There’s two types of writers, in fiction, for the most part (oh that sentence is bad, but it delivers my point).
The first type is called an Architect. An Architect is someone who builds the plot of the story piece by piece, making sure that every face is shown and the ending is pre-designed. Many books on writing suggest that it’s best to fully develop the ending as completely as possible, and allow it as the only possible conclusion to finish the story.
To reach the level of architect, you really need to study The Hero’s Journey as well as how plot points work together. This path tends to build a strong plotline (obviously) and disallows the idea of plotholes. You can write plot by the page and just allow your characters to follow their predesigned routes. The weakness is obviously a lack of spontaneity and fluidity. Orson Scott Card, Robert Jordan, and many others use this system to write massive epics.
My novel “The Boy and the Stick” is written using the architect manner. It takes quite a bit longer to write, but I need less revising overall.
The second type, I call streamer, is suggested by the grandmaster of horror himself, Stephen King. King wrote, in his novel “On writing”, that to preplot the….plot, kills the story. He had a belief that forcing your characters to follow a road will kill anything that makes those characters and story “special”.
To reach the level of streamer, you need to have a basic understanding of whereever you’re placing your characters i.e. magical world, scifi world, real world, and then move on from there. The streamer steps into the shoes of his characters, and lets them take him for a ride. King is often quoted as saying “I was really surprised by where my characters took me”, meaning those characters are a partition of his mind that he allowed free reign in his imagination. This is difficult to do, but practice makes perfect. Author examples for this are obviously Stephen King, as well as James Joyce.
My novel “Creation” is written in the streamer manner. It’s very fast in the writing portion, but even after only writing the first two pages I found glaring issues. I’m not going to review my own writing unless it’s for reference as that way begets madness.
The third and obvious choice that isn’t normally listed, is half and half. Brandon Sanderson is the example used for this. Sanderson likes to write up a page or two for each chapter, as well as the ending of the book, but doesn’t go much further. He believes it allows for the best of both worlds, and as he is my favorite author of all time, I’d agree with his analysis.

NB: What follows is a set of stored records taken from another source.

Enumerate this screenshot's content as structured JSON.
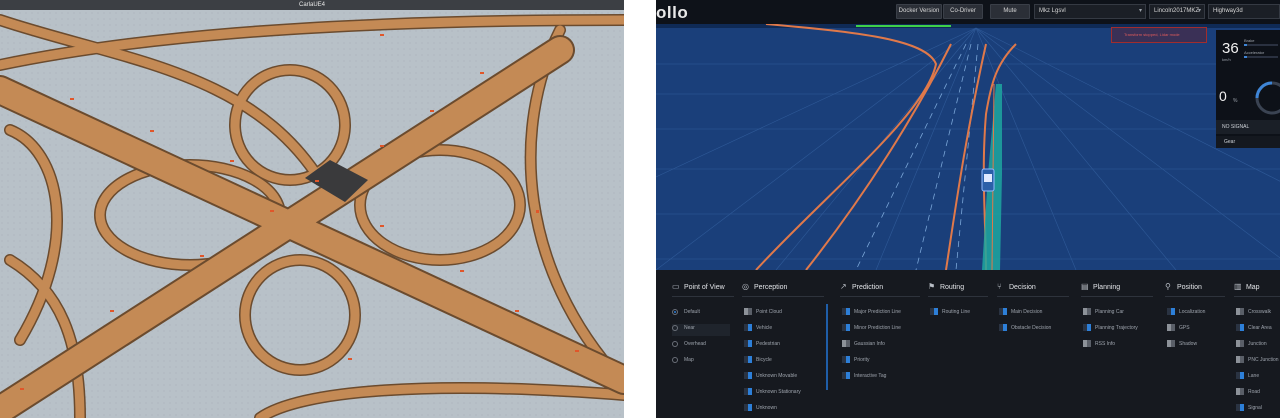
{
  "carla": {
    "window_title": "CarlaUE4"
  },
  "apollo": {
    "logo": "ollo",
    "topbar": {
      "docker_version": "Docker Version",
      "co_driver": "Co-Driver",
      "mute": "Mute",
      "mode_value": "Mkz Lgsvl",
      "vehicle_value": "Lincoln2017MKZ",
      "map_value": "Highway3d"
    },
    "warning_text": "Transform stopped, Lidar mode",
    "status": {
      "speed": "36",
      "speed_unit": "km/h",
      "brake_label": "Brake",
      "accelerator_label": "Accelerator",
      "steering": "0",
      "steering_unit": "%",
      "signal": "NO SIGNAL",
      "gear": "Gear"
    },
    "sections": [
      {
        "icon": "camera-icon",
        "title": "Point of View"
      },
      {
        "icon": "eye-icon",
        "title": "Perception"
      },
      {
        "icon": "chart-icon",
        "title": "Prediction"
      },
      {
        "icon": "flag-icon",
        "title": "Routing"
      },
      {
        "icon": "split-icon",
        "title": "Decision"
      },
      {
        "icon": "doc-icon",
        "title": "Planning"
      },
      {
        "icon": "pin-icon",
        "title": "Position"
      },
      {
        "icon": "map-icon",
        "title": "Map"
      }
    ],
    "point_of_view": [
      {
        "label": "Default",
        "selected": true
      },
      {
        "label": "Near",
        "selected": false
      },
      {
        "label": "Overhead",
        "selected": false
      },
      {
        "label": "Map",
        "selected": false
      }
    ],
    "perception": [
      {
        "label": "Point Cloud",
        "on": false
      },
      {
        "label": "Vehicle",
        "on": true
      },
      {
        "label": "Pedestrian",
        "on": true
      },
      {
        "label": "Bicycle",
        "on": true
      },
      {
        "label": "Unknown Movable",
        "on": true
      },
      {
        "label": "Unknown Stationary",
        "on": true
      },
      {
        "label": "Unknown",
        "on": true
      }
    ],
    "prediction": [
      {
        "label": "Major Prediction Line",
        "on": true
      },
      {
        "label": "Minor Prediction Line",
        "on": true
      },
      {
        "label": "Gaussian Info",
        "on": false
      },
      {
        "label": "Priority",
        "on": true
      },
      {
        "label": "Interactive Tag",
        "on": true
      }
    ],
    "routing": [
      {
        "label": "Routing Line",
        "on": true
      }
    ],
    "decision": [
      {
        "label": "Main Decision",
        "on": true
      },
      {
        "label": "Obstacle Decision",
        "on": true
      }
    ],
    "planning": [
      {
        "label": "Planning Car",
        "on": false
      },
      {
        "label": "Planning Trajectory",
        "on": true
      },
      {
        "label": "RSS Info",
        "on": false
      }
    ],
    "position": [
      {
        "label": "Localization",
        "on": true
      },
      {
        "label": "GPS",
        "on": false
      },
      {
        "label": "Shadow",
        "on": false
      }
    ],
    "map": [
      {
        "label": "Crosswalk",
        "on": false
      },
      {
        "label": "Clear Area",
        "on": true
      },
      {
        "label": "Junction",
        "on": false
      },
      {
        "label": "PNC Junction",
        "on": false
      },
      {
        "label": "Lane",
        "on": true
      },
      {
        "label": "Road",
        "on": false
      },
      {
        "label": "Signal",
        "on": true
      }
    ],
    "colors": {
      "accent": "#2d7fd8",
      "road_orange": "#e0794a",
      "trajectory_teal": "#1fa7a0",
      "ground": "#1a3f7a"
    }
  }
}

There’s nothing wrong with taking pieces from any one method. I’d highly suggest that nobody strain themselves in listening to an author state “this is the only way to do it”. The idea that you can write a bestseller, or just a really good book, by strictly following the advice of a bestseller/great writer is simply a bad idea.
Gandhi stated “There are as many religions as there are people”. I’d say it’s the same with writing a book. There are no wrong ways to write a book, but the best way is surely YOUR way.
I'm a high school English teacher in Texas. I also hold degrees in radiography and radio and television broadcasting. Though I obtained certain knowledge and skills from my prior degrees, I do not currently use them.